Under current Colorado law, seat belt violations are considered a secondary offense, meaning police can only cite a driver for not wearing a seat belt if the driver is already pulled over for another alleged offense.
Some Colorado lawmakers, however, are hoping to change all this with the introduction of Colorado Senate Bill 53.
What does SB 53 seek to change?
Even though SB 53 is not a very large bill, it does propose some significant changes to Colorado’s current seat belt laws. Specifically, SB 53 will, if passed, eliminate the provisions that make seat belt violations a secondary offense, thereby making it primary offense — meaning it would be legal for police to pull over drivers solely for not wearing their seat belts.
In addition, this bill would require all passengers to wear their seat belts, as opposed to only those in the front seat, which is what the current law mandates.
As you can imagine, there are many opponents to this proposed law, including those who claim it will simply place additional pressure on police to enforce even more primary traffic offenses, not to mention that it also encroaches on personal freedoms.

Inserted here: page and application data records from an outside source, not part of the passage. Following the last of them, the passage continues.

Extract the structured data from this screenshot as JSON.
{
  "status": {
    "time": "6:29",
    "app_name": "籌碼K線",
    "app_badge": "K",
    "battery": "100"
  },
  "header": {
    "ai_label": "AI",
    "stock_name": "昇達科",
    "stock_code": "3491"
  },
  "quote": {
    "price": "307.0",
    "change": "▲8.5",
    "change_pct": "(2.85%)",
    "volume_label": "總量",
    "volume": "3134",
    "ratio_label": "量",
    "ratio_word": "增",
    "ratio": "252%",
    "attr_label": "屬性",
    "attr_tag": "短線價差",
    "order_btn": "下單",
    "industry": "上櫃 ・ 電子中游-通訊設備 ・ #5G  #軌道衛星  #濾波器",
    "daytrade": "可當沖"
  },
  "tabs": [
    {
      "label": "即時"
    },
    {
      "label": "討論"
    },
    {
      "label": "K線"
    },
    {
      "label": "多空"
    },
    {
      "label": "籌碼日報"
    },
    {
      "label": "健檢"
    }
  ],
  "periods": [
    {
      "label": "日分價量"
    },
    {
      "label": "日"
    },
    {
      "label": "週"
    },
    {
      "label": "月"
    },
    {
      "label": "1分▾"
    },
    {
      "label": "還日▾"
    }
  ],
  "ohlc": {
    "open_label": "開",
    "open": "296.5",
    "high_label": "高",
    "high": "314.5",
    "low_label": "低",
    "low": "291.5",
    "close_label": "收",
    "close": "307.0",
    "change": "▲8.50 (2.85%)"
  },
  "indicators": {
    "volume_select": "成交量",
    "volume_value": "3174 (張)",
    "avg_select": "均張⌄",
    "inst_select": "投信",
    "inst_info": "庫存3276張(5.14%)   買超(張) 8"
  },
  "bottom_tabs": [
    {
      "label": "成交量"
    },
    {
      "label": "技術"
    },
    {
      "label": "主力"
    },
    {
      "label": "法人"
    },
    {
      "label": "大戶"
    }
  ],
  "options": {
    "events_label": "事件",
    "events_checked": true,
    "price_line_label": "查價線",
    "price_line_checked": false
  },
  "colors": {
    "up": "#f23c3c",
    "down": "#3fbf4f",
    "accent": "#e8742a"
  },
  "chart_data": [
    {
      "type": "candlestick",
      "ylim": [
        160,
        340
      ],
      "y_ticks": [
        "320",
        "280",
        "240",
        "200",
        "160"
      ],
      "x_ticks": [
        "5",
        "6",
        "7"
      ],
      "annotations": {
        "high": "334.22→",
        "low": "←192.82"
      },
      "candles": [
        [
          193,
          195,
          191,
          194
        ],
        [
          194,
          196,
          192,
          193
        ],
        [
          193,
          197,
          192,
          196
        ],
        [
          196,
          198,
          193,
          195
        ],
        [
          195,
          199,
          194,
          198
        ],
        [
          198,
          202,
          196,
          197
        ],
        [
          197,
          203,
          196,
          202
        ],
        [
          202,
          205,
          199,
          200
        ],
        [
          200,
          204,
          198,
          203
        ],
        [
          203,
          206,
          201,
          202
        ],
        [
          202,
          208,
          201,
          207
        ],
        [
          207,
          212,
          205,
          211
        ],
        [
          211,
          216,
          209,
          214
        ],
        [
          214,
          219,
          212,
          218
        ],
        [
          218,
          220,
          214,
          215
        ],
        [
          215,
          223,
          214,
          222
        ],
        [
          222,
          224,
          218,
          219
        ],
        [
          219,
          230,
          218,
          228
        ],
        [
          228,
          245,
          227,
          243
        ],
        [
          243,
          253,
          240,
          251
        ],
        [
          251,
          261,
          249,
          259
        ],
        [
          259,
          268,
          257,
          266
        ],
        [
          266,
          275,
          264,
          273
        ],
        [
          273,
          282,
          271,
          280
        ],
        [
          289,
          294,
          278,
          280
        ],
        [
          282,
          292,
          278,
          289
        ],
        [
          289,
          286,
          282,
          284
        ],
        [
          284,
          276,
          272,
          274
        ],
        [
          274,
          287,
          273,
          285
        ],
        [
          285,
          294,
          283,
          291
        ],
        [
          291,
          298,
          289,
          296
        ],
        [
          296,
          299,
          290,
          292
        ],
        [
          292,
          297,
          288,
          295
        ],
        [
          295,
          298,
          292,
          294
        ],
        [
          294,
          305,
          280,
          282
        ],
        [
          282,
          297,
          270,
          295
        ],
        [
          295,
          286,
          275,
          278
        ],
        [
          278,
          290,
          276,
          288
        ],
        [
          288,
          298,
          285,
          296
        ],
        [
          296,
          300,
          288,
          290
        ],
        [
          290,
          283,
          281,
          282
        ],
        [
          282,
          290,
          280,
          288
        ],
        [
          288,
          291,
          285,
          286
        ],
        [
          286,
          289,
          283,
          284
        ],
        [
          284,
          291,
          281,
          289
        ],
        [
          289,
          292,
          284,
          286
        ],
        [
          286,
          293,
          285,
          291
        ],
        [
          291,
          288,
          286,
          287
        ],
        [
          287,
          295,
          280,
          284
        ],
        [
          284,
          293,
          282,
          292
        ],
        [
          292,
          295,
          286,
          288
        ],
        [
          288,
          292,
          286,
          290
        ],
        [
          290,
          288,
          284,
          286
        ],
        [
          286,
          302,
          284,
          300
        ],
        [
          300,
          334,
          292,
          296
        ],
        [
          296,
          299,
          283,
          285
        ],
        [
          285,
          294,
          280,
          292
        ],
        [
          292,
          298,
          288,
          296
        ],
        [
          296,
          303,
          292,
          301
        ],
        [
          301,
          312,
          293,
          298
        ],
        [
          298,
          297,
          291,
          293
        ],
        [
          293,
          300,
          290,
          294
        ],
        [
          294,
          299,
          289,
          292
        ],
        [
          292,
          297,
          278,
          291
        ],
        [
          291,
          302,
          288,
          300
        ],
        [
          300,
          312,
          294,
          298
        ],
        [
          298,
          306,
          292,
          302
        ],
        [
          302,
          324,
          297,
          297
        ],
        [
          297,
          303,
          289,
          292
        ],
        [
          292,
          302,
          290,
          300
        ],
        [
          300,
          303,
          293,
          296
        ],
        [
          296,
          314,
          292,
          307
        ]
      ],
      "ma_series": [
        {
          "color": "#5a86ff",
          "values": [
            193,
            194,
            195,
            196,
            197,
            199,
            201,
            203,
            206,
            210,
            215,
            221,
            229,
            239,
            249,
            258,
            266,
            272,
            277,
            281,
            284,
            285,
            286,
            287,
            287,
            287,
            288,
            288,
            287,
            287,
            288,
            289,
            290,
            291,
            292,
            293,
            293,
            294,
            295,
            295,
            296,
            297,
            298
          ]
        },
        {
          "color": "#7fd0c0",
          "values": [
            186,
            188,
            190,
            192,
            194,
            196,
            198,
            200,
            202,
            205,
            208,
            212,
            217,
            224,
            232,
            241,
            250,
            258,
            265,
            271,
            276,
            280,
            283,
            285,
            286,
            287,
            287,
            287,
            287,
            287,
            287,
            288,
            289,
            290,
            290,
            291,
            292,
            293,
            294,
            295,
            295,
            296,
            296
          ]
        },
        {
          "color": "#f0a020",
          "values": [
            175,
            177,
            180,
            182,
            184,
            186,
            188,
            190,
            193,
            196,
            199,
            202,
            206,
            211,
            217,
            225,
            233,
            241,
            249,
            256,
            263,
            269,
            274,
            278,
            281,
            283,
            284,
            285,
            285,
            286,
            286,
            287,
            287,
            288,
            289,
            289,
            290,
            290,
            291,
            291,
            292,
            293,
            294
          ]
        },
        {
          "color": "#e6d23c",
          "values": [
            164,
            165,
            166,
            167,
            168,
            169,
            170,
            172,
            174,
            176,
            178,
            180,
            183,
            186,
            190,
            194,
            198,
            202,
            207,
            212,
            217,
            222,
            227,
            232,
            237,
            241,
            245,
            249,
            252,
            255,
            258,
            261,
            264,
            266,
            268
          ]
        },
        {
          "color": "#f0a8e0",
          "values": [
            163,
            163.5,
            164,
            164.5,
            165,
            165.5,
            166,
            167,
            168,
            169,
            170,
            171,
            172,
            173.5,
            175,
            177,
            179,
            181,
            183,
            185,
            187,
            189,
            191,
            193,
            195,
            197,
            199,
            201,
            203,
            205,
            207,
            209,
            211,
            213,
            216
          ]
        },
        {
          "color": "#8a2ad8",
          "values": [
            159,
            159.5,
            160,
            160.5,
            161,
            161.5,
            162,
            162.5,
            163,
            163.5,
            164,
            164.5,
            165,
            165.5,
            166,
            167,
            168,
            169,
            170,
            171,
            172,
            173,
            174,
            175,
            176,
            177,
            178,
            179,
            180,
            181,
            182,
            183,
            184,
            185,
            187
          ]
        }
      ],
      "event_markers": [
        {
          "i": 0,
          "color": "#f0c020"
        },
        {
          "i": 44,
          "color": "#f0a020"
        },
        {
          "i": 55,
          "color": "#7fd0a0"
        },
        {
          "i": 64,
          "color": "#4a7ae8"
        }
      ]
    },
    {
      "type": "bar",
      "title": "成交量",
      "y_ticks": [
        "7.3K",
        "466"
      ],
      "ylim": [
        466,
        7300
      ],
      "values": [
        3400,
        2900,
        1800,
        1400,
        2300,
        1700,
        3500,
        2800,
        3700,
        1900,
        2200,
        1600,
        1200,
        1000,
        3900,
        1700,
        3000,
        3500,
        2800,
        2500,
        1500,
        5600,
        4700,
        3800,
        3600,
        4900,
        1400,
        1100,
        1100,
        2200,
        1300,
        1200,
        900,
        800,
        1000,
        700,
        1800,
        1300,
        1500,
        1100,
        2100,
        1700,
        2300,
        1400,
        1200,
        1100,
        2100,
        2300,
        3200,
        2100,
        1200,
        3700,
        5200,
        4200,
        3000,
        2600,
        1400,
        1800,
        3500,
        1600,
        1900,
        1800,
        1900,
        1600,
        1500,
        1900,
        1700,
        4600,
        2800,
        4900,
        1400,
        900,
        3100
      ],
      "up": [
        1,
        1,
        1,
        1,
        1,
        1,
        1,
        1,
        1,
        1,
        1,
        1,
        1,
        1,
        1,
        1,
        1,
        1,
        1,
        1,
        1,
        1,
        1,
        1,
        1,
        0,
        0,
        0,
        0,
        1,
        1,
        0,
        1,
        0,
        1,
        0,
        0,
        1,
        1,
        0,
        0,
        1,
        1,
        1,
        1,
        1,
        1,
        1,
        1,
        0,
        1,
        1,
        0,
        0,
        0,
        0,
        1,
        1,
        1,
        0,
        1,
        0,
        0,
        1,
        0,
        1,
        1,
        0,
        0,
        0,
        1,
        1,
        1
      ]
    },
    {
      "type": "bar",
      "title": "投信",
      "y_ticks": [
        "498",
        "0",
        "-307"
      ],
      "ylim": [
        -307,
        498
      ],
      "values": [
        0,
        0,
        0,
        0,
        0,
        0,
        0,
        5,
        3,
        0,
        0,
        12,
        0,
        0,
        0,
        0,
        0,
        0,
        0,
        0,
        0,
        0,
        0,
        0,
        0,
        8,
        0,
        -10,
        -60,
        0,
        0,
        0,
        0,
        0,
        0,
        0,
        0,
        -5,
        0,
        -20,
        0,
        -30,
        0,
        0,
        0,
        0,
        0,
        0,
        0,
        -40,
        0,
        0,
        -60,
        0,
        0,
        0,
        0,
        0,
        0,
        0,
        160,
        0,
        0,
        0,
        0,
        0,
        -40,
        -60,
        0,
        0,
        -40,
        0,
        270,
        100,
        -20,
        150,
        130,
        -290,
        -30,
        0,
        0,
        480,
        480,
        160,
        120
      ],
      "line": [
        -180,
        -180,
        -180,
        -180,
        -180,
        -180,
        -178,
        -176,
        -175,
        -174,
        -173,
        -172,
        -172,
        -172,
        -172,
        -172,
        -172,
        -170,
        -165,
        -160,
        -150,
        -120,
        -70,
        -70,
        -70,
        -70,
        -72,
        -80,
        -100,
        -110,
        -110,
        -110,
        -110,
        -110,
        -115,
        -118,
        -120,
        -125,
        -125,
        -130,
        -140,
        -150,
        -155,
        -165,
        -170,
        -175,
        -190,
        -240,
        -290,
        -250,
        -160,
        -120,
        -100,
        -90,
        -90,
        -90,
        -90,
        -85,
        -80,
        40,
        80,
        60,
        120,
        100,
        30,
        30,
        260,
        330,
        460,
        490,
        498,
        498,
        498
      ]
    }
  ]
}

Interestingly, while this legislation does seek to make it easier for police to cite motorists for failing to wear their seat belts, it does not propose any changes to the penalties for this alleged offense. For instance, even if this bill were to become law, not wearing one’s seat belt would still be a class B traffic infraction in most situations.